* **WHAT NEEDS TO BE DONE**:
Word for word, set down the full listing below.
******
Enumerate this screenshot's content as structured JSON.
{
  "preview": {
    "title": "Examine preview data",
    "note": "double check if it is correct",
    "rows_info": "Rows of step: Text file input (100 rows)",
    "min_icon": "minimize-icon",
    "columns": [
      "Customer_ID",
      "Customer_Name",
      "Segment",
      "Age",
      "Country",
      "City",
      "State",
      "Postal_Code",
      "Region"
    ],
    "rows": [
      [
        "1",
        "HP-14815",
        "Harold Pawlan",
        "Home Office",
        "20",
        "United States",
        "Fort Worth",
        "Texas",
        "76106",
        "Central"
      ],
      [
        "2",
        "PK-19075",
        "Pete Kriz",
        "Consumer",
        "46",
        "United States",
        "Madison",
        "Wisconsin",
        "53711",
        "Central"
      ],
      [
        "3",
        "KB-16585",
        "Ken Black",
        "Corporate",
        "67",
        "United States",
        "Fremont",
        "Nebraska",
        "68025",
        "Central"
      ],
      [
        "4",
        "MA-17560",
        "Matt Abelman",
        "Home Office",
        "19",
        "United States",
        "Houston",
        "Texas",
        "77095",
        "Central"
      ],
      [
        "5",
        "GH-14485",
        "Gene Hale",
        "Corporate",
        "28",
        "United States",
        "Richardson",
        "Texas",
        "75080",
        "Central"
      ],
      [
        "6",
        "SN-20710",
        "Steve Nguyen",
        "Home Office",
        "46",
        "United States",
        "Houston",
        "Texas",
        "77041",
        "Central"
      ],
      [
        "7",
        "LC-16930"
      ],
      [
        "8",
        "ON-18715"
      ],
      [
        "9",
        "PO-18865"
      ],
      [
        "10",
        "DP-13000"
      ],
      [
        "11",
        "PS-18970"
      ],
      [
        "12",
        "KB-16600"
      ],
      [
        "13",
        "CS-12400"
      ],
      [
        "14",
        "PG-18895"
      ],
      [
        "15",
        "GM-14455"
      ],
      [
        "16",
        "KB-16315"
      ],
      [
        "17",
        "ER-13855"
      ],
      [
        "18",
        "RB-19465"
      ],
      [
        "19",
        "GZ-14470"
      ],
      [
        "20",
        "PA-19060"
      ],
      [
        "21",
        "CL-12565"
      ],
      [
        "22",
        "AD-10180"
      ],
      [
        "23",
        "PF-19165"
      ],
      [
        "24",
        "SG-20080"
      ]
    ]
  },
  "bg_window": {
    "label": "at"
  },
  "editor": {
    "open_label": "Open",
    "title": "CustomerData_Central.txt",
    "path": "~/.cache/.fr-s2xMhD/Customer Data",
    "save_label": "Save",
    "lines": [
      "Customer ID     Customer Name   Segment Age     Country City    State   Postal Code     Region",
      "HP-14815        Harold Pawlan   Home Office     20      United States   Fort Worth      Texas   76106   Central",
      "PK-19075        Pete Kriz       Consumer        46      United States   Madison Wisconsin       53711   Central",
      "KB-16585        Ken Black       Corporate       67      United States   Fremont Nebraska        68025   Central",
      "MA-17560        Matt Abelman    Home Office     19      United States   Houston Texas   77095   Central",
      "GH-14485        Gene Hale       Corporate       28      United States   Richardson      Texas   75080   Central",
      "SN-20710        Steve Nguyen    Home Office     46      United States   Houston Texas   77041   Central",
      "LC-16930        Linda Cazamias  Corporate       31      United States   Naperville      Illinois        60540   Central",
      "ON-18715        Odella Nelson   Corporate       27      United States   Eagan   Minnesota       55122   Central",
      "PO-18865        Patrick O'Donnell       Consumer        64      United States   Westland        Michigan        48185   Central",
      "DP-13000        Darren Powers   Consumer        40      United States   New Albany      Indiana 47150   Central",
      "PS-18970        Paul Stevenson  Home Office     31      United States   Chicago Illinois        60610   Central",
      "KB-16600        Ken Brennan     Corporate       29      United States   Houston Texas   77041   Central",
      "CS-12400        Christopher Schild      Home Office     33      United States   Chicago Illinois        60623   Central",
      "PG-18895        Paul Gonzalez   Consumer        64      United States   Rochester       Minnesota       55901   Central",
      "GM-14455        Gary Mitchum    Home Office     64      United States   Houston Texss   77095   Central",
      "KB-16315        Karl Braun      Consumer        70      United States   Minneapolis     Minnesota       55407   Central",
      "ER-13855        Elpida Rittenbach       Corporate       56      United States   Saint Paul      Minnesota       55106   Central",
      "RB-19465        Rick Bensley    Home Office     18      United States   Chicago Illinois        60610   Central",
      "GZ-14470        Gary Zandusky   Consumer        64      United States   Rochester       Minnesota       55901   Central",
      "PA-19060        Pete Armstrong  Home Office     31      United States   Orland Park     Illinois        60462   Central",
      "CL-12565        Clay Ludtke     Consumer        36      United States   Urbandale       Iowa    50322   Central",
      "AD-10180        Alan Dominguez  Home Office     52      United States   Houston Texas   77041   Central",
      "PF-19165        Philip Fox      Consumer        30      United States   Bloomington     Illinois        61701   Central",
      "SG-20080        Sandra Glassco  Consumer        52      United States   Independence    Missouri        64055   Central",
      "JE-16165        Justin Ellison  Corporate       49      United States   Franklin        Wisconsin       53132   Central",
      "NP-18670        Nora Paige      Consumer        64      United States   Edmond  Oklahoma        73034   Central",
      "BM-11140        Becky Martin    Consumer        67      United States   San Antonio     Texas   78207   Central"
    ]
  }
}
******
* **ANSWER BOX**:
Enumerate this screenshot's content as structured JSON.
{
  "preview": {
    "title": "Examine preview data",
    "note": "double check if it is correct",
    "rows_info": "Rows of step: Text file input (100 rows)",
    "min_icon": "minimize-icon",
    "columns": [
      "Customer_ID",
      "Customer_Name",
      "Segment",
      "Age",
      "Country",
      "City",
      "State",
      "Postal_Code",
      "Region"
    ],
    "rows": [
      [
        "1",
        "HP-14815",
        "Harold Pawlan",
        "Home Office",
        "20",
        "United States",
        "Fort Worth",
        "Texas",
        "76106",
        "Central"
      ],
      [
        "2",
        "PK-19075",
        "Pete Kriz",
        "Consumer",
        "46",
        "United States",
        "Madison",
        "Wisconsin",
        "53711",
        "Central"
      ],
      [
        "3",
        "KB-16585",
        "Ken Black",
        "Corporate",
        "67",
        "United States",
        "Fremont",
        "Nebraska",
        "68025",
        "Central"
      ],
      [
        "4",
        "MA-17560",
        "Matt Abelman",
        "Home Office",
        "19",
        "United States",
        "Houston",
        "Texas",
        "77095",
        "Central"
      ],
      [
        "5",
        "GH-14485",
        "Gene Hale",
        "Corporate",
        "28",
        "United States",
        "Richardson",
        "Texas",
        "75080",
        "Central"
      ],
      [
        "6",
        "SN-20710",
        "Steve Nguyen",
        "Home Office",
        "46",
        "United States",
        "Houston",
        "Texas",
        "77041",
        "Central"
      ],
      [
        "7",
        "LC-16930"
      ],
      [
        "8",
        "ON-18715"
      ],
      [
        "9",
        "PO-18865"
      ],
      [
        "10",
        "DP-13000"
      ],
      [
        "11",
        "PS-18970"
      ],
      [
        "12",
        "KB-16600"
      ],
      [
        "13",
        "CS-12400"
      ],
      [
        "14",
        "PG-18895"
      ],
      [
        "15",
        "GM-14455"
      ],
      [
        "16",
        "KB-16315"
      ],
      [
        "17",
        "ER-13855"
      ],
      [
        "18",
        "RB-19465"
      ],
      [
        "19",
        "GZ-14470"
      ],
      [
        "20",
        "PA-19060"
      ],
      [
        "21",
        "CL-12565"
      ],
      [
        "22",
        "AD-10180"
      ],
      [
        "23",
        "PF-19165"
      ],
      [
        "24",
        "SG-20080"
      ]
    ]
  },
  "bg_window": {
    "label": "at"
  },
  "editor": {
    "open_label": "Open",
    "title": "CustomerData_Central.txt",
    "path": "~/.cache/.fr-s2xMhD/Customer Data",
    "save_label": "Save",
    "lines": [
      "Customer ID     Customer Name   Segment Age     Country City    State   Postal Code     Region",
      "HP-14815        Harold Pawlan   Home Office     20      United States   Fort Worth      Texas   76106   Central",
      "PK-19075        Pete Kriz       Consumer        46      United States   Madison Wisconsin       53711   Central",
      "KB-16585        Ken Black       Corporate       67      United States   Fremont Nebraska        68025   Central",
      "MA-17560        Matt Abelman    Home Office     19      United States   Houston Texas   77095   Central",
      "GH-14485        Gene Hale       Corporate       28      United States   Richardson      Texas   75080   Central",
      "SN-20710        Steve Nguyen    Home Office     46      United States   Houston Texas   77041   Central",
      "LC-16930        Linda Cazamias  Corporate       31      United States   Naperville      Illinois        60540   Central",
      "ON-18715        Odella Nelson   Corporate       27      United States   Eagan   Minnesota       55122   Central",
      "PO-18865        Patrick O'Donnell       Consumer        64      United States   Westland        Michigan        48185   Central",
      "DP-13000        Darren Powers   Consumer        40      United States   New Albany      Indiana 47150   Central",
      "PS-18970        Paul Stevenson  Home Office     31      United States   Chicago Illinois        60610   Central",
      "KB-16600        Ken Brennan     Corporate       29      United States   Houston Texas   77041   Central",
      "CS-12400        Christopher Schild      Home Office     33      United States   Chicago Illinois        60623   Central",
      "PG-18895        Paul Gonzalez   Consumer        64      United States   Rochester       Minnesota       55901   Central",
      "GM-14455        Gary Mitchum    Home Office     64      United States   Houston Texss   77095   Central",
      "KB-16315        Karl Braun      Consumer        70      United States   Minneapolis     Minnesota       55407   Central",
      "ER-13855        Elpida Rittenbach       Corporate       56      United States   Saint Paul      Minnesota       55106   Central",
      "RB-19465        Rick Bensley    Home Office     18      United States   Chicago Illinois        60610   Central",
      "GZ-14470        Gary Zandusky   Consumer        64      United States   Rochester       Minnesota       55901   Central",
      "PA-19060        Pete Armstrong  Home Office     31      United States   Orland Park     Illinois        60462   Central",
      "CL-12565        Clay Ludtke     Consumer        36      United States   Urbandale       Iowa    50322   Central",
      "AD-10180        Alan Dominguez  Home Office     52      United States   Houston Texas   77041   Central",
      "PF-19165        Philip Fox      Consumer        30      United States   Bloomington     Illinois        61701   Central",
      "SG-20080        Sandra Glassco  Consumer        52      United States   Independence    Missouri        64055   Central",
      "JE-16165        Justin Ellison  Corporate       49      United States   Franklin        Wisconsin       53132   Central",
      "NP-18670        Nora Paige      Consumer        64      United States   Edmond  Oklahoma        73034   Central",
      "BM-11140        Becky Martin    Consumer        67      United States   San Antonio     Texas   78207   Central"
    ]
  }
}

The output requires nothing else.